  • Handle: RePEc:uwp:landec:v:87:y:2011:iii:1:p:382-402
    as

    Download full text from publisher

    File URL: http://le.uwpress.org/cgi/reprint/87/3/382
    Download Restriction: A subscripton is required to access pdf files. Pay per article is available.

    As the access to this document is restricted, you may want to search for a different version of it.

    References listed on IDEAS

    as
    1. Keane, Michael P, 1994. "A Computationally Practical Simulation Estimator for Panel Data," Econometrica, Econometric Society, vol. 62(1), pages 95-116, January.
    2. Hajivassiliou, Vassilis & McFadden, Daniel & Ruud, Paul, 1996. "Simulation of multivariate normal rectangle probabilities and their derivatives theoretical and computational results," Journal of Econometrics, Elsevier, vol. 72(1-2), pages 85-134.
    3. Train,Kenneth E., 2009. "Discrete Choice Methods with Simulation," Cambridge Books, Cambridge University Press, number 9780521747387.
    4. Bolduc, Denis, 1999. "A practical technique to estimate multinomial probit models in transportation," Transportation Research Part B: Methodological, Elsevier, vol. 33(1), pages 63-79, February.
    5. Berry, Steven & Levinsohn, James & Pakes, Ariel, 1995. "Automobile Prices in Market Equilibrium," Econometrica, Econometric Society, vol. 63(4), pages 841-890, July.
    Full references (including those not matched with items on IDEAS)

    Citations

    Citations are extracted by the CitEc Project, subscribe to its RSS feed for this item.
    as


    Cited by:

    1. T. Randall Fortenbery & Steven C. Deller & Lindsay Amiel, 2013. "The Location Decisions of Biodiesel Refineries," Land Economics, University of Wisconsin Press, vol. 89(1), pages 118-136.
    2. Meyerhoff, J├╝rgen, 2013. "Do turbines in the vicinity of respondents' residences influence choices among programmes for future wind power generation?," Journal of choice modelling, Elsevier, vol. 7(C), pages 58-71.

    More about this item

    JEL classification:

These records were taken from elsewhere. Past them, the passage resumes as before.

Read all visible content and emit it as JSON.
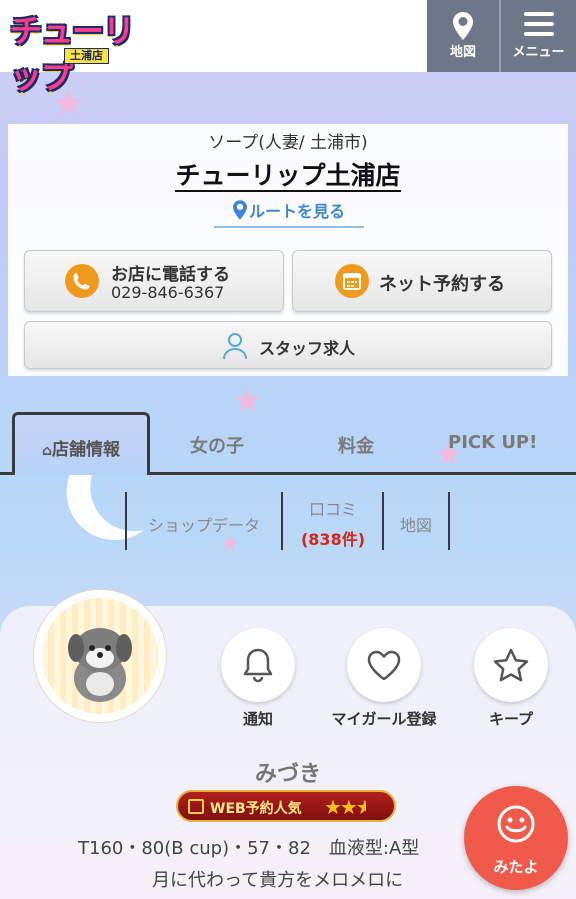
{
  "header": {
    "logo_main": "チューリップ",
    "logo_sub": "土浦店",
    "map_label": "地図",
    "menu_label": "メニュー"
  },
  "shop": {
    "category": "ソープ(人妻/ 土浦市)",
    "name": "チューリップ土浦店",
    "route_label": "ルートを見る",
    "call_label": "お店に電話する",
    "phone": "029-846-6367",
    "reserve_label": "ネット予約する",
    "staff_label": "スタッフ求人"
  },
  "tabs": [
    {
      "label": "店舗情報",
      "active": true
    },
    {
      "label": "女の子",
      "active": false
    },
    {
      "label": "料金",
      "active": false
    },
    {
      "label": "PICK UP!",
      "active": false
    }
  ],
  "subnav": {
    "shop_data": "ショップデータ",
    "reviews": "口コミ",
    "reviews_count": "(838件)",
    "map": "地図"
  },
  "girl": {
    "actions": {
      "notify": "通知",
      "my_girl": "マイガール登録",
      "keep": "キープ"
    },
    "name": "みづき",
    "badge_text": "WEB予約人気",
    "badge_stars": 2.5,
    "specs": "T160・80(B cup)・57・82　血液型:A型",
    "catchphrase": "月に代わって貴方をメロメロに"
  },
  "float_button": {
    "label": "みたよ"
  },
  "colors": {
    "accent_orange": "#f09a1d",
    "link_blue": "#3d86d6",
    "count_red": "#d0281b",
    "float_red": "#ef5a4a"
  }
}
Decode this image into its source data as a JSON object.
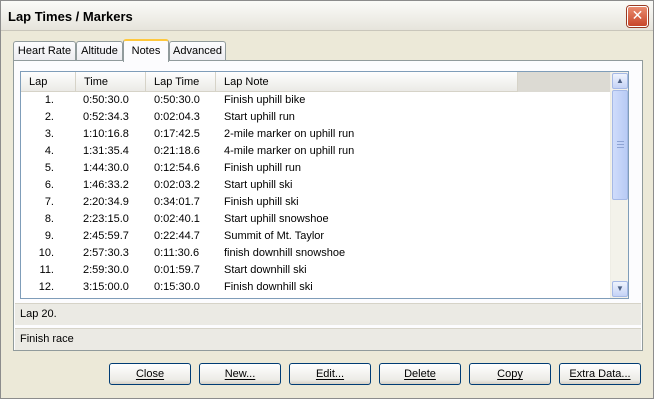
{
  "window": {
    "title": "Lap Times / Markers",
    "close_glyph": "✕"
  },
  "tabs": [
    {
      "label": "Heart Rate",
      "active": false
    },
    {
      "label": "Altitude",
      "active": false
    },
    {
      "label": "Notes",
      "active": true
    },
    {
      "label": "Advanced",
      "active": false
    }
  ],
  "table": {
    "columns": [
      "Lap",
      "Time",
      "Lap Time",
      "Lap Note"
    ],
    "rows": [
      {
        "lap": "1.",
        "time": "0:50:30.0",
        "lap_time": "0:50:30.0",
        "note": "Finish uphill bike"
      },
      {
        "lap": "2.",
        "time": "0:52:34.3",
        "lap_time": "0:02:04.3",
        "note": "Start uphill run"
      },
      {
        "lap": "3.",
        "time": "1:10:16.8",
        "lap_time": "0:17:42.5",
        "note": "2-mile marker on uphill run"
      },
      {
        "lap": "4.",
        "time": "1:31:35.4",
        "lap_time": "0:21:18.6",
        "note": "4-mile marker on uphill run"
      },
      {
        "lap": "5.",
        "time": "1:44:30.0",
        "lap_time": "0:12:54.6",
        "note": "Finish uphill run"
      },
      {
        "lap": "6.",
        "time": "1:46:33.2",
        "lap_time": "0:02:03.2",
        "note": "Start uphill ski"
      },
      {
        "lap": "7.",
        "time": "2:20:34.9",
        "lap_time": "0:34:01.7",
        "note": "Finish uphill ski"
      },
      {
        "lap": "8.",
        "time": "2:23:15.0",
        "lap_time": "0:02:40.1",
        "note": "Start uphill snowshoe"
      },
      {
        "lap": "9.",
        "time": "2:45:59.7",
        "lap_time": "0:22:44.7",
        "note": "Summit of Mt. Taylor"
      },
      {
        "lap": "10.",
        "time": "2:57:30.3",
        "lap_time": "0:11:30.6",
        "note": "finish downhill snowshoe"
      },
      {
        "lap": "11.",
        "time": "2:59:30.0",
        "lap_time": "0:01:59.7",
        "note": "Start downhill ski"
      },
      {
        "lap": "12.",
        "time": "3:15:00.0",
        "lap_time": "0:15:30.0",
        "note": "Finish downhill ski"
      }
    ]
  },
  "scrollbar": {
    "up_icon": "▲",
    "down_icon": "▼"
  },
  "status": {
    "selected_lap": "Lap 20.",
    "selected_note": "Finish race"
  },
  "buttons": {
    "close": "Close",
    "new": "New...",
    "edit": "Edit...",
    "delete": "Delete",
    "copy": "Copy",
    "extra_data": "Extra Data..."
  },
  "colors": {
    "window_bg": "#ece9d8",
    "panel_bg": "#fcfcfe",
    "active_tab_accent": "#ffc83c",
    "close_button": "#c8462a",
    "button_border": "#003c74",
    "listview_border": "#7f9db9"
  }
}
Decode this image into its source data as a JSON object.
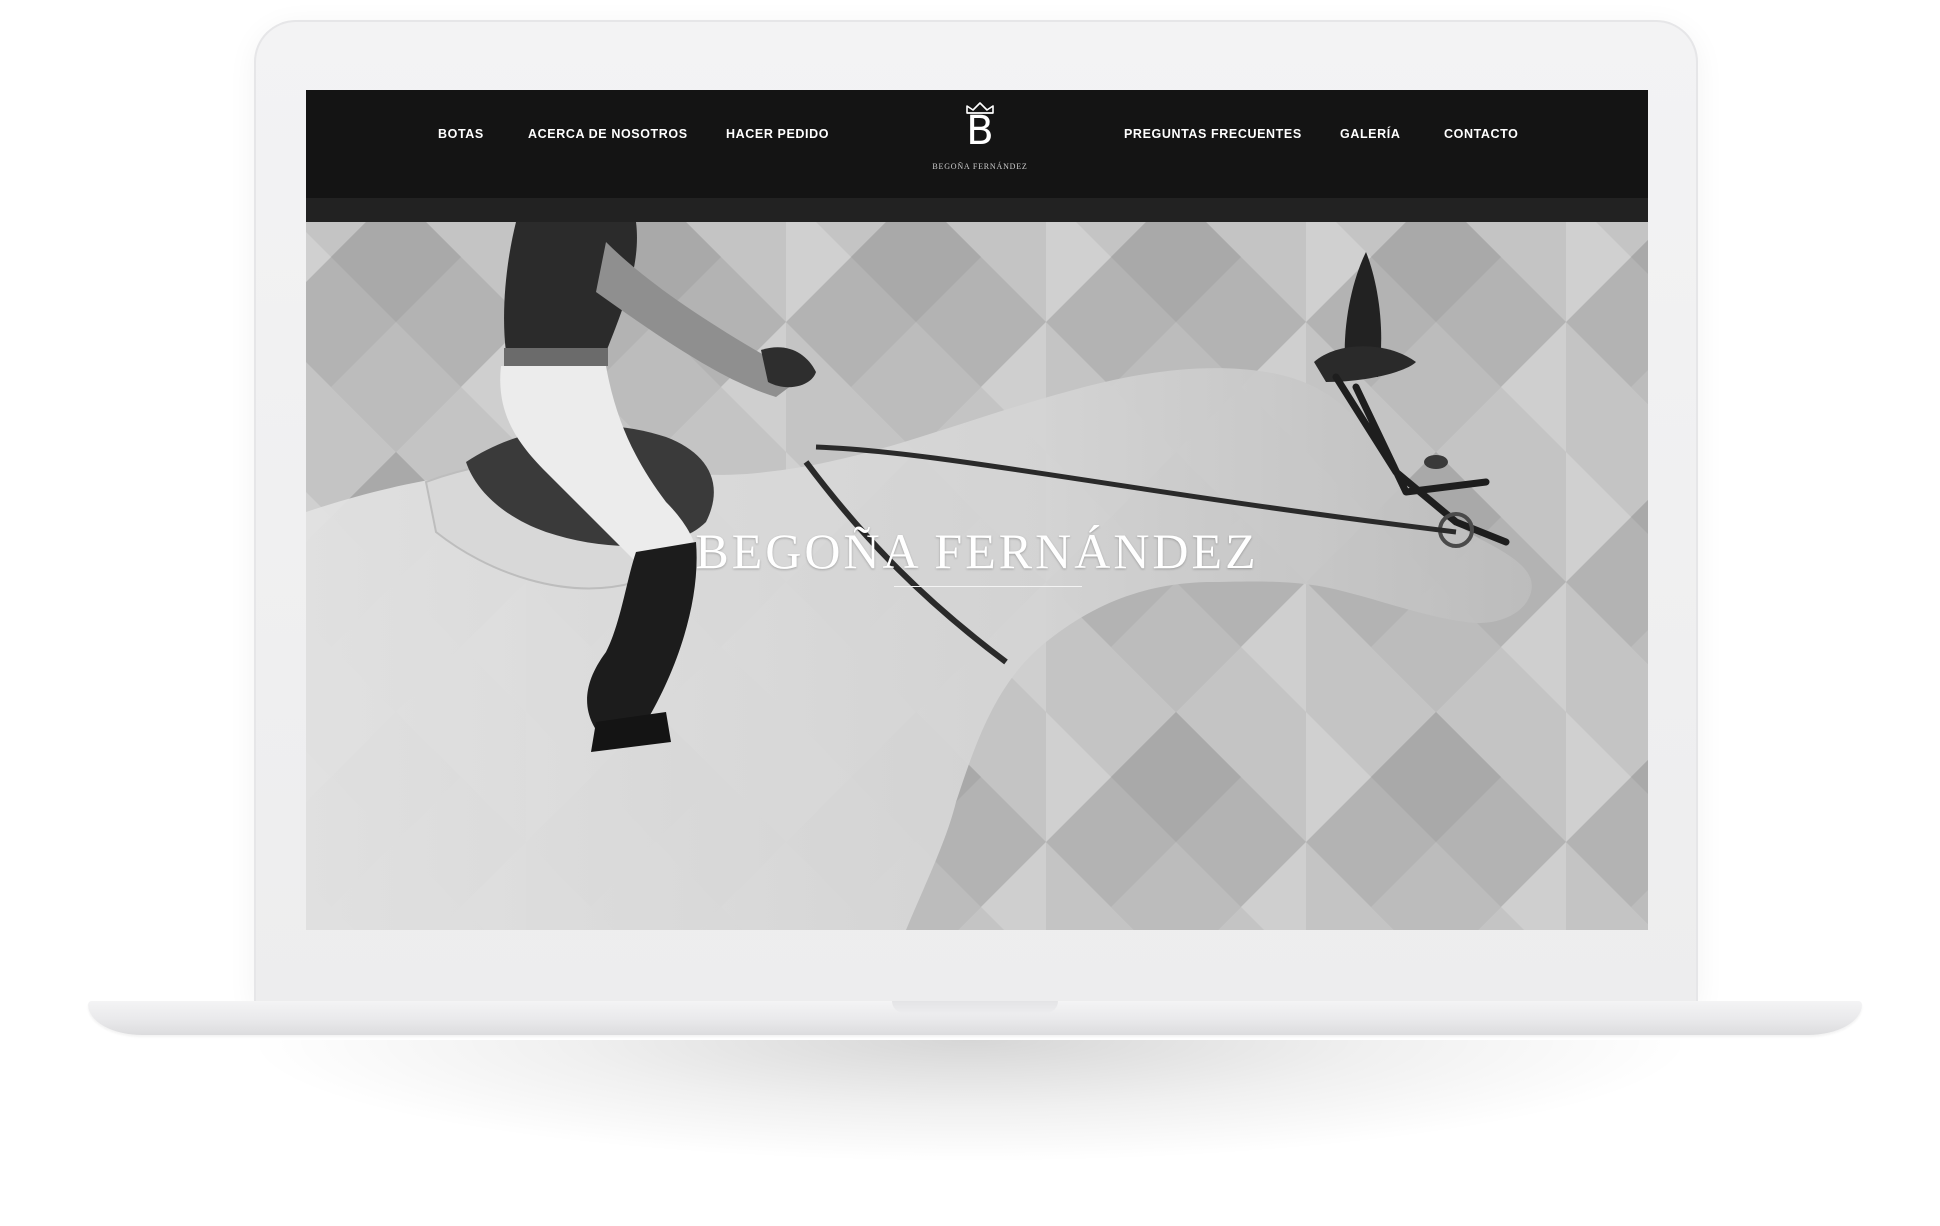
{
  "nav": {
    "left": [
      "BOTAS",
      "ACERCA DE NOSOTROS",
      "HACER PEDIDO"
    ],
    "right": [
      "PREGUNTAS FRECUENTES",
      "GALERÍA",
      "CONTACTO"
    ]
  },
  "logo": {
    "letter": "B",
    "text": "BEGOÑA FERNÁNDEZ",
    "icon": "crown-icon"
  },
  "hero": {
    "title": "BEGOÑA FERNÁNDEZ"
  },
  "colors": {
    "navbar": "#141414",
    "hero_background": "#c2c2c2",
    "text": "#ffffff"
  }
}
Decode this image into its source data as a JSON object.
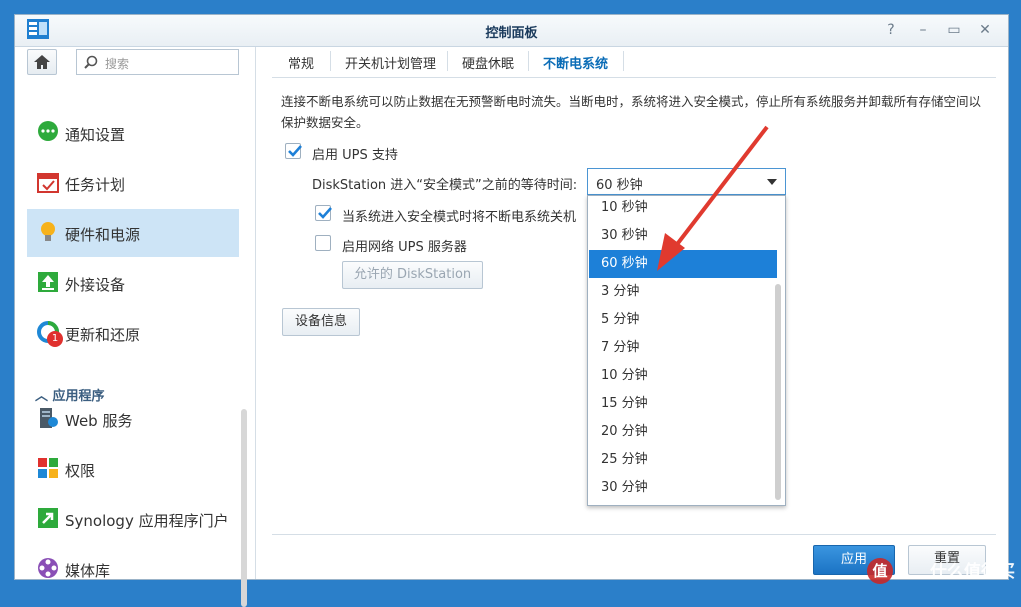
{
  "window": {
    "title": "控制面板"
  },
  "sidebar": {
    "search_placeholder": "搜索",
    "items": [
      {
        "label": "通知设置",
        "icon": "chat-bubble-icon"
      },
      {
        "label": "任务计划",
        "icon": "calendar-icon"
      },
      {
        "label": "硬件和电源",
        "icon": "lightbulb-icon"
      },
      {
        "label": "外接设备",
        "icon": "upload-arrow-icon"
      },
      {
        "label": "更新和还原",
        "icon": "refresh-icon",
        "badge": "1"
      }
    ],
    "section_label": "应用程序",
    "app_items": [
      {
        "label": "Web 服务",
        "icon": "server-icon"
      },
      {
        "label": "权限",
        "icon": "grid-lock-icon"
      },
      {
        "label": "Synology 应用程序门户",
        "icon": "portal-arrow-icon"
      },
      {
        "label": "媒体库",
        "icon": "film-reel-icon"
      }
    ]
  },
  "tabs": [
    "常规",
    "开关机计划管理",
    "硬盘休眠",
    "不断电系统"
  ],
  "active_tab": "不断电系统",
  "ups": {
    "description": "连接不断电系统可以防止数据在无预警断电时流失。当断电时，系统将进入安全模式，停止所有系统服务并卸载所有存储空间以保护数据安全。",
    "enable_label": "启用 UPS 支持",
    "wait_label": "DiskStation 进入“安全模式”之前的等待时间:",
    "wait_value": "60 秒钟",
    "shutdown_label": "当系统进入安全模式时将不断电系统关机",
    "network_label": "启用网络 UPS 服务器",
    "allow_button": "允许的 DiskStation",
    "device_info_button": "设备信息"
  },
  "dropdown_options": [
    "10 秒钟",
    "30 秒钟",
    "60 秒钟",
    "3 分钟",
    "5 分钟",
    "7 分钟",
    "10 分钟",
    "15 分钟",
    "20 分钟",
    "25 分钟",
    "30 分钟"
  ],
  "footer": {
    "apply": "应用",
    "reset": "重置"
  },
  "watermark": {
    "text": "什么值得买",
    "logo": "值"
  },
  "colors": {
    "accent": "#1d80d8",
    "arrow": "#e03a2f"
  }
}
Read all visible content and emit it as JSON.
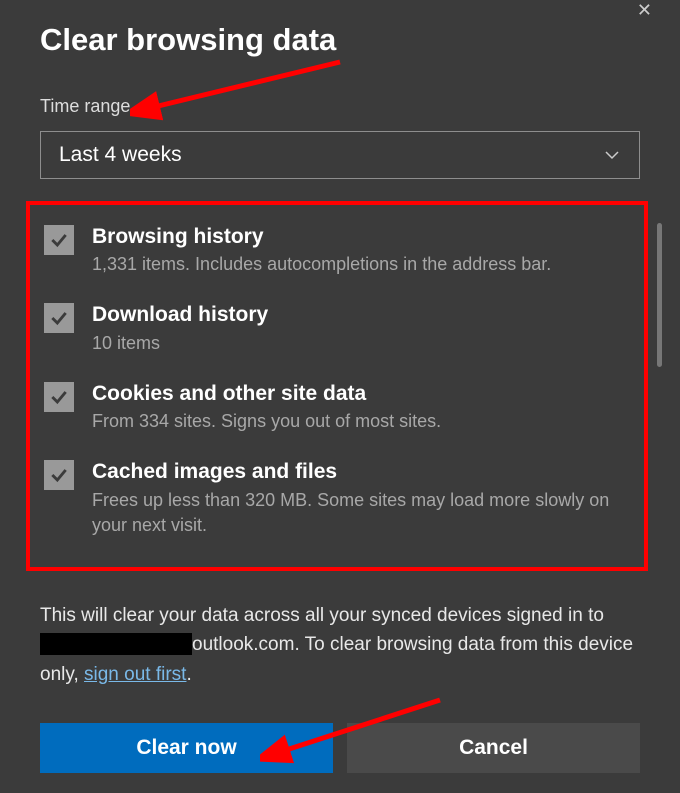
{
  "dialog": {
    "title": "Clear browsing data",
    "close_glyph": "✕"
  },
  "time_range": {
    "label": "Time range",
    "selected": "Last 4 weeks"
  },
  "options": [
    {
      "title": "Browsing history",
      "desc": "1,331 items. Includes autocompletions in the address bar.",
      "checked": true
    },
    {
      "title": "Download history",
      "desc": "10 items",
      "checked": true
    },
    {
      "title": "Cookies and other site data",
      "desc": "From 334 sites. Signs you out of most sites.",
      "checked": true
    },
    {
      "title": "Cached images and files",
      "desc": "Frees up less than 320 MB. Some sites may load more slowly on your next visit.",
      "checked": true
    }
  ],
  "footnote": {
    "pre": "This will clear your data across all your synced devices signed in to ",
    "email_suffix": "outlook.com",
    "mid": ". To clear browsing data from this device only, ",
    "link": "sign out first",
    "post": "."
  },
  "buttons": {
    "primary": "Clear now",
    "secondary": "Cancel"
  }
}
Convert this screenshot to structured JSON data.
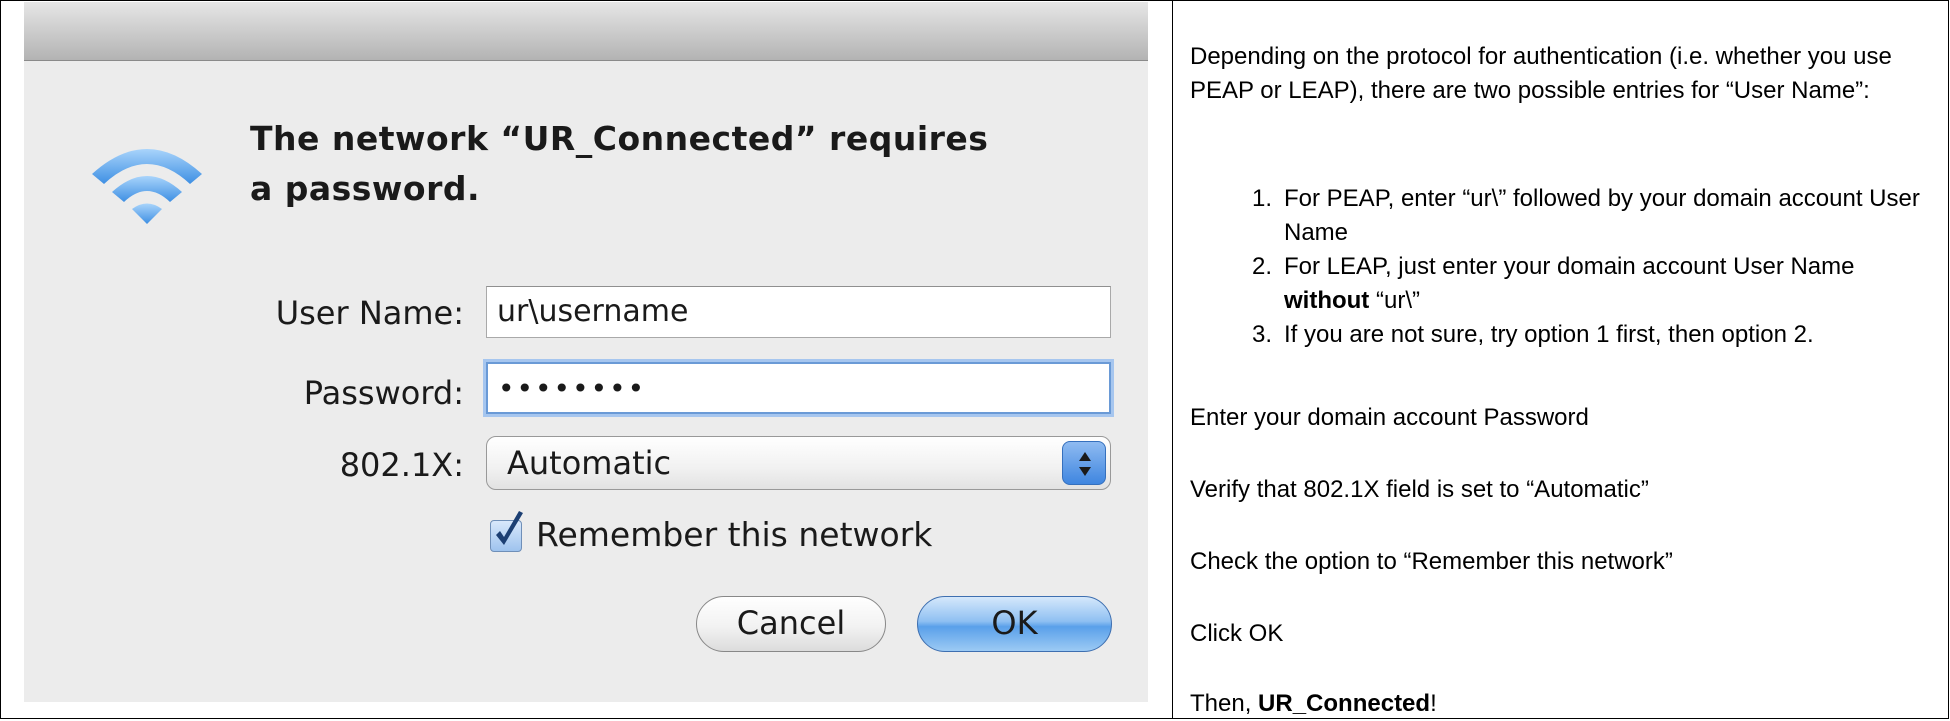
{
  "dialog": {
    "title": "The network “UR_Connected” requires a password.",
    "username_label": "User Name:",
    "username_value": "ur\\username",
    "password_label": "Password:",
    "password_value": "••••••••",
    "dot1x_label": "802.1X:",
    "dot1x_value": "Automatic",
    "remember_label": "Remember this network",
    "remember_checked": true,
    "cancel_label": "Cancel",
    "ok_label": "OK",
    "wifi_icon": "wifi-icon",
    "wifi_color": "#4a9be8"
  },
  "instructions": {
    "intro": "Depending on the protocol for authentication (i.e. whether you use PEAP or LEAP), there are two possible entries for “User Name”:",
    "steps": [
      {
        "num": "1.",
        "text": "For PEAP, enter “ur\\” followed by your domain account User Name"
      },
      {
        "num": "2.",
        "text_before": "For LEAP, just enter your domain account User Name ",
        "bold": "without",
        "text_after": " “ur\\”"
      },
      {
        "num": "3.",
        "text": "If you are not sure, try option 1 first, then option 2."
      }
    ],
    "password_note": "Enter your domain account Password",
    "dot1x_note": "Verify that 802.1X field is set to “Automatic”",
    "remember_note": "Check the option to “Remember this network”",
    "click_note": "Click OK",
    "final_prefix": "Then, ",
    "final_bold": "UR_Connected",
    "final_suffix": "!"
  }
}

    • C35 - Mathematical and Quantitative Methods - - Multiple or Simultaneous Equation Models; Multiple Variables - - - Discrete Regression and Qualitative Choice Models; Discrete Regressors; Proportions
    • Q22 - Agricultural and Natural Resource Economics; Environmental and Ecological Economics - - Renewable Resources and Conservation - - - Fishery

    Statistics

    Access and download statistics

    Corrections

    All material on this site has been provided by the respective publishers and authors. You can help correct errors and omissions. When requesting a correction, please mention this item's handle: RePEc:uwp:landec:v:87:y:2011:iii:1:p:382-402. See general information about how to correct material in RePEc.

    For technical questions regarding this item, or to correct its authors, title, abstract, bibliographic or download information, contact: (). General contact details of provider: http://le.uwpress.org/ .

    If you have authored this item and are not yet registered with RePEc, we encourage you to do it here. This allows to link your profile to this item. It also allows you to accept potential citations to this item that we are uncertain about.

    If CitEc recognized a reference but did not link an item in RePEc to it, you can help with this form .

    If you know of missing items citing this one, you can help us creating those links by adding the relevant references in the same way as above, for each refering item. If you are a registered author of this item, you may also want to check the "citations" tab in your RePEc Author Service profile, as there may be some citations waiting for confirmation.

    Please note that corrections may take a couple of weeks to filter through the various RePEc services.

    IDEAS is a RePEc service hosted by the Research Division of the Federal Reserve Bank of St. Louis . RePEc uses bibliographic data supplied by the respective publishers.